Sonoda and Aramaki were arguably ARTMIC’s strongest creative assets. At the time of Gaiarth’s production, Sonoda was already out the door on his way to a successful solo manga career and we can surmise that Aramaki didn’t stay around very long either given his lack of involvement in episodes two and three. In that way, the series represents the studio’s brain drain, although it doesn’t paint a complete picture, because Scramble Wars came out about six months after Gaiarth’s first episode and people love that thing. Clearly, ARTMIC still had something left in the tank.

While earlier ARTMIC OVAs benefitted from agreements with companies like Bandai for coverage in magazines and book publishing, Gaiarth had no such push behind it. Before the release of the first episode Shinji Aramaki wrote and illustrated a two-page advertisement for the series that appeared in Comic Nova, a sort of ARTMIC equivalent to General Product’s Cyber Comics1. To my knowledge, no art books or supplementary material were published for Gaiarth, which brings us to the point of all of this…

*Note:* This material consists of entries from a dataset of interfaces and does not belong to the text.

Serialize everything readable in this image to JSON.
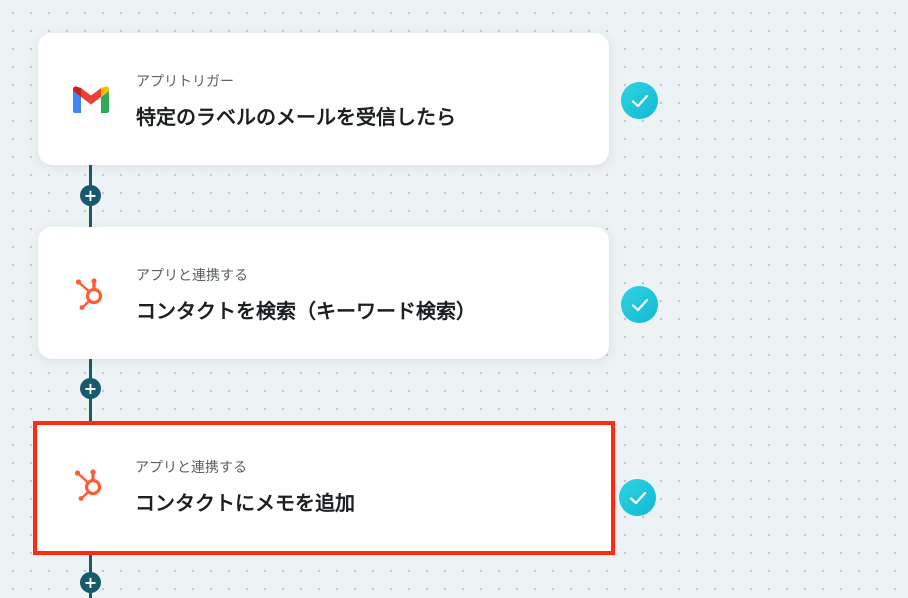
{
  "flow": {
    "steps": [
      {
        "type_label": "アプリトリガー",
        "title": "特定のラベルのメールを受信したら",
        "app_icon": "gmail-icon",
        "status": "complete"
      },
      {
        "type_label": "アプリと連携する",
        "title": "コンタクトを検索（キーワード検索）",
        "app_icon": "hubspot-icon",
        "status": "complete"
      },
      {
        "type_label": "アプリと連携する",
        "title": "コンタクトにメモを追加",
        "app_icon": "hubspot-icon",
        "status": "complete",
        "highlighted": true
      }
    ],
    "add_button_label": "+"
  },
  "colors": {
    "background": "#edf3f4",
    "connector": "#1c5a6b",
    "check_gradient_start": "#2fd3e0",
    "check_gradient_end": "#12b9d3",
    "highlight_border": "#ff2a0f",
    "hubspot_orange": "#ff5c35"
  }
}
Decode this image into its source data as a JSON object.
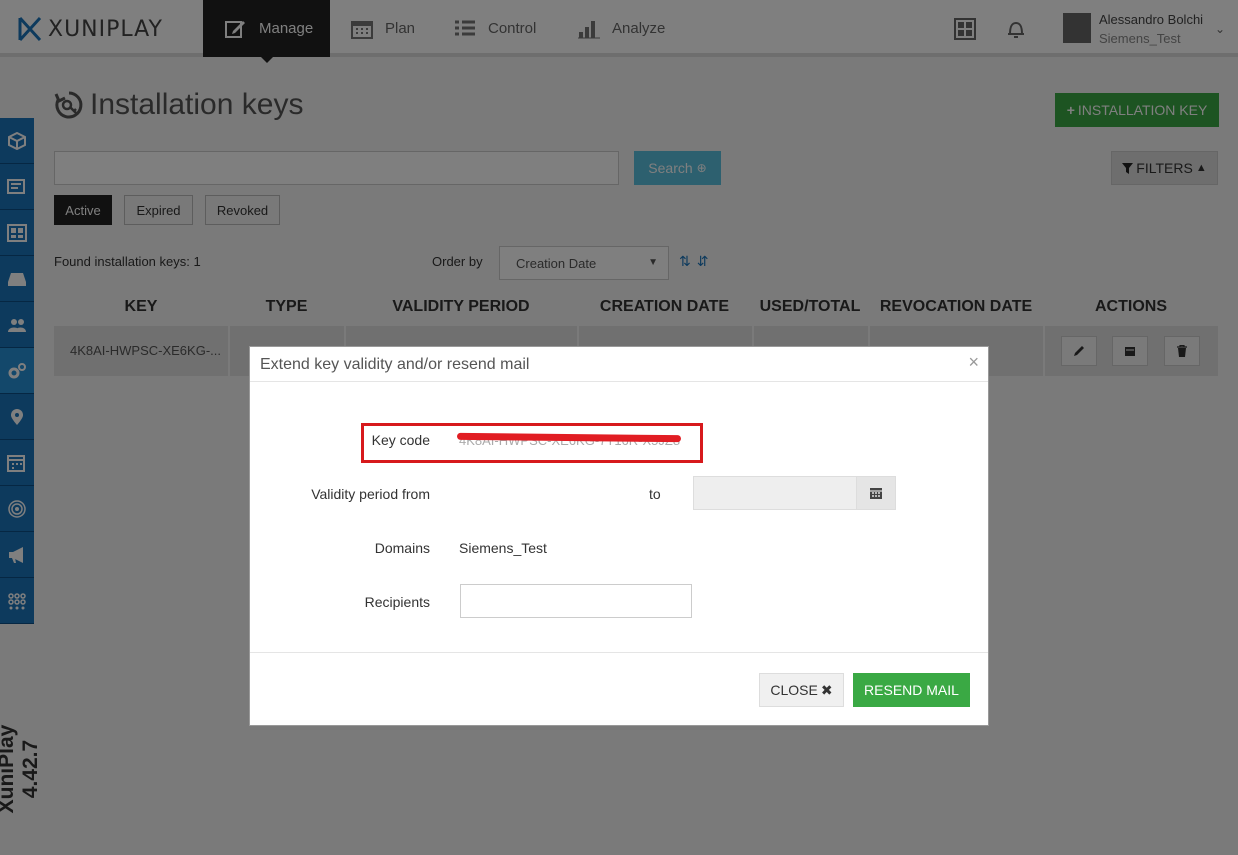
{
  "app": {
    "name": "XUNIPLAY",
    "version": "XuniPlay 4.42.7"
  },
  "nav": {
    "items": [
      {
        "label": "Manage",
        "icon": "edit-icon"
      },
      {
        "label": "Plan",
        "icon": "calendar-icon"
      },
      {
        "label": "Control",
        "icon": "list-icon"
      },
      {
        "label": "Analyze",
        "icon": "bar-chart-icon"
      }
    ]
  },
  "user": {
    "name": "Alessandro Bolchi",
    "org": "Siemens_Test"
  },
  "page": {
    "title": "Installation keys",
    "add_button": "INSTALLATION KEY",
    "search_button": "Search",
    "filters_button": "FILTERS",
    "tabs": [
      "Active",
      "Expired",
      "Revoked"
    ],
    "found_text": "Found installation keys: 1",
    "order_by_label": "Order by",
    "order_by_value": "Creation Date"
  },
  "table": {
    "headers": [
      "KEY",
      "TYPE",
      "VALIDITY PERIOD",
      "CREATION DATE",
      "USED/TOTAL",
      "REVOCATION DATE",
      "ACTIONS"
    ],
    "rows": [
      {
        "key": "4K8AI-HWPSC-XE6KG-..."
      }
    ]
  },
  "modal": {
    "title": "Extend key validity and/or resend mail",
    "close_x": "×",
    "key_code_label": "Key code",
    "key_code_value": "4K8AI-HWPSC-XE6KG-7T16R-X5JZ8",
    "validity_label": "Validity period from",
    "to_label": "to",
    "domains_label": "Domains",
    "domains_value": "Siemens_Test",
    "recipients_label": "Recipients",
    "close_button": "CLOSE",
    "resend_button": "RESEND MAIL"
  },
  "colors": {
    "accent_green": "#3aa944",
    "sidebar_blue": "#1b75bb",
    "highlight_red": "#d7191c"
  }
}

With its design work being the most stand-out aspect of the series, it’s a shame that Gaiarth never got the kind of artbook you’d expect to show off that work. A while ago I acquired a stack of Genesis Surviver Gaiarth settei2 and below is a link to to view and download a PDF of them. They’re a poor substitute for an actual book of Gaiarth material, but at least it’s something.

You can find the complete scanned document of Gaiarth setting material on the Internet Archive.

At 84 pages of material, I don’t think this is a complete collection of setting material for the series, but it does seem to be the settei that circulates via online sellers in Japan. This particular set was purchased via Yahoo Auctions.

Quality is admittedly, not great. The line fidelity on the original sheets scanned in was pretty weak, likely from repeated copying.



  1. Interestingly, the publish date for the first (and perhaps only?) issue of Comic Nova was December 1991, roughly four months before the first episode of Gaiarth would be released. Comic Nova seems to have been an ill-fated attempt by ARTMIC to generate a bit of its own cross-promotional buzz, with comics that would later be adapted to anime, like Tony Takezaki’s Genocyber, published alongside comics based on then-current ARTMIC anime, including Detonator Orgun, Bubblegum Crash!, and Gall Force. It seems to have only lasted for one or two issues.
  2. Character or model sheets, photocopied pages that animators would use to make sure what they were drawing looked “right.”